- _Task goal_: Images in the data are to be skipped, while every line is restated exactly as written.

- _Records for the exercise_:

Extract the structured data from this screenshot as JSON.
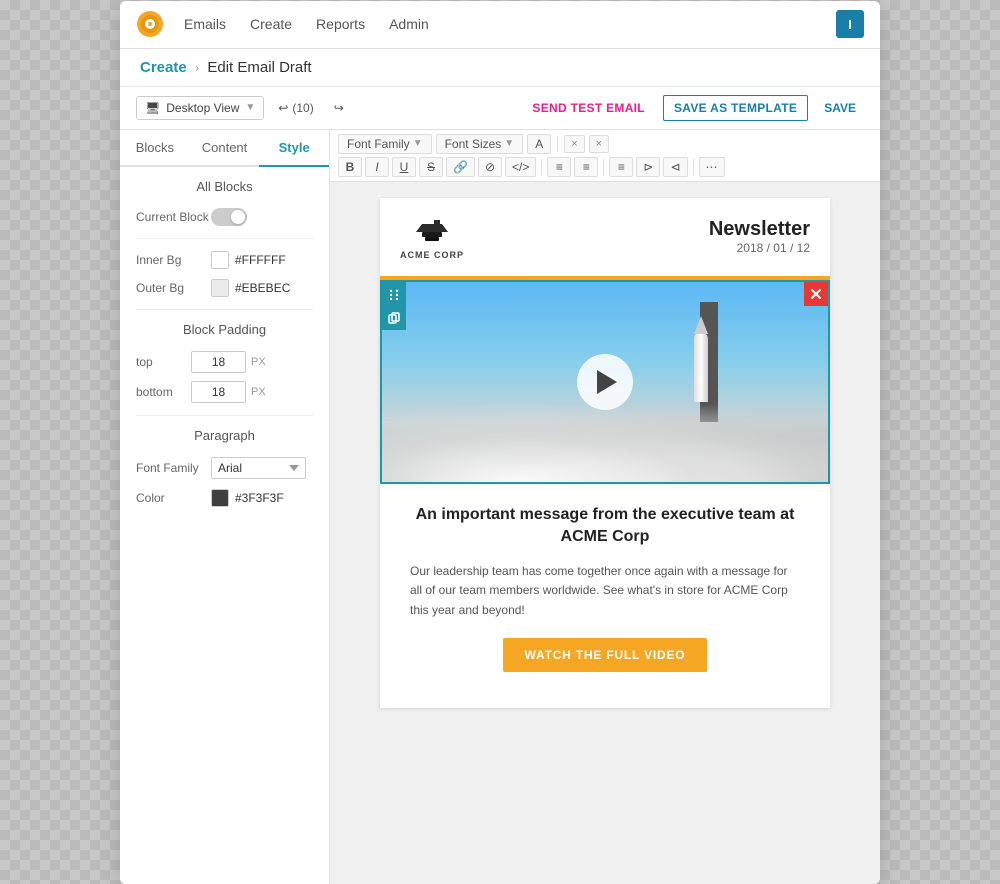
{
  "app": {
    "logo_initial": "⚙",
    "user_initial": "I"
  },
  "nav": {
    "emails": "Emails",
    "create": "Create",
    "reports": "Reports",
    "admin": "Admin"
  },
  "breadcrumb": {
    "create": "Create",
    "separator": "›",
    "current": "Edit Email Draft"
  },
  "toolbar": {
    "view_label": "Desktop View",
    "undo_count": "(10)",
    "send_test": "SEND TEST EMAIL",
    "save_template": "SAVE AS TEMPLATE",
    "save": "SAVE"
  },
  "panel": {
    "tab_blocks": "Blocks",
    "tab_content": "Content",
    "tab_style": "Style",
    "all_blocks": "All Blocks",
    "current_block_label": "Current Block",
    "inner_bg_label": "Inner Bg",
    "inner_bg_value": "#FFFFFF",
    "inner_bg_color": "#FFFFFF",
    "outer_bg_label": "Outer Bg",
    "outer_bg_value": "#EBEBEC",
    "outer_bg_color": "#EBEBEC",
    "block_padding_title": "Block Padding",
    "top_label": "top",
    "top_value": "18",
    "bottom_label": "bottom",
    "bottom_value": "18",
    "px_label": "PX",
    "paragraph_title": "Paragraph",
    "font_family_label": "Font Family",
    "font_family_value": "Arial",
    "color_label": "Color",
    "color_swatch": "#3F3F3F",
    "color_value": "#3F3F3F"
  },
  "format": {
    "font_family": "Font Family",
    "font_sizes": "Font Sizes",
    "a_btn": "A",
    "close1": "×",
    "close2": "×",
    "bold": "B",
    "italic": "I",
    "underline": "U",
    "strikethrough": "S",
    "link": "🔗",
    "unlink": "⊘",
    "code": "</>",
    "list_ul": "≡",
    "list_ol": "≡",
    "align": "≡",
    "indent": "⊳",
    "outdent": "⊲"
  },
  "email": {
    "acme_name": "ACME CORP",
    "newsletter_title": "Newsletter",
    "date": "2018 / 01 / 12",
    "headline_line1": "An important message from the executive team at",
    "headline_line2": "ACME Corp",
    "body_text": "Our leadership team has come together once again with a message for all of our team members worldwide. See what's in store for ACME Corp this year and beyond!",
    "cta_label": "WaTCH The FULL Video"
  }
}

- _Solved exercise_:
Extract the structured data from this screenshot as JSON.
{
  "app": {
    "logo_initial": "⚙",
    "user_initial": "I"
  },
  "nav": {
    "emails": "Emails",
    "create": "Create",
    "reports": "Reports",
    "admin": "Admin"
  },
  "breadcrumb": {
    "create": "Create",
    "separator": "›",
    "current": "Edit Email Draft"
  },
  "toolbar": {
    "view_label": "Desktop View",
    "undo_count": "(10)",
    "send_test": "SEND TEST EMAIL",
    "save_template": "SAVE AS TEMPLATE",
    "save": "SAVE"
  },
  "panel": {
    "tab_blocks": "Blocks",
    "tab_content": "Content",
    "tab_style": "Style",
    "all_blocks": "All Blocks",
    "current_block_label": "Current Block",
    "inner_bg_label": "Inner Bg",
    "inner_bg_value": "#FFFFFF",
    "inner_bg_color": "#FFFFFF",
    "outer_bg_label": "Outer Bg",
    "outer_bg_value": "#EBEBEC",
    "outer_bg_color": "#EBEBEC",
    "block_padding_title": "Block Padding",
    "top_label": "top",
    "top_value": "18",
    "bottom_label": "bottom",
    "bottom_value": "18",
    "px_label": "PX",
    "paragraph_title": "Paragraph",
    "font_family_label": "Font Family",
    "font_family_value": "Arial",
    "color_label": "Color",
    "color_swatch": "#3F3F3F",
    "color_value": "#3F3F3F"
  },
  "format": {
    "font_family": "Font Family",
    "font_sizes": "Font Sizes",
    "a_btn": "A",
    "close1": "×",
    "close2": "×",
    "bold": "B",
    "italic": "I",
    "underline": "U",
    "strikethrough": "S",
    "link": "🔗",
    "unlink": "⊘",
    "code": "</>",
    "list_ul": "≡",
    "list_ol": "≡",
    "align": "≡",
    "indent": "⊳",
    "outdent": "⊲"
  },
  "email": {
    "acme_name": "ACME CORP",
    "newsletter_title": "Newsletter",
    "date": "2018 / 01 / 12",
    "headline_line1": "An important message from the executive team at",
    "headline_line2": "ACME Corp",
    "body_text": "Our leadership team has come together once again with a message for all of our team members worldwide. See what's in store for ACME Corp this year and beyond!",
    "cta_label": "WaTCH The FULL Video"
  }
}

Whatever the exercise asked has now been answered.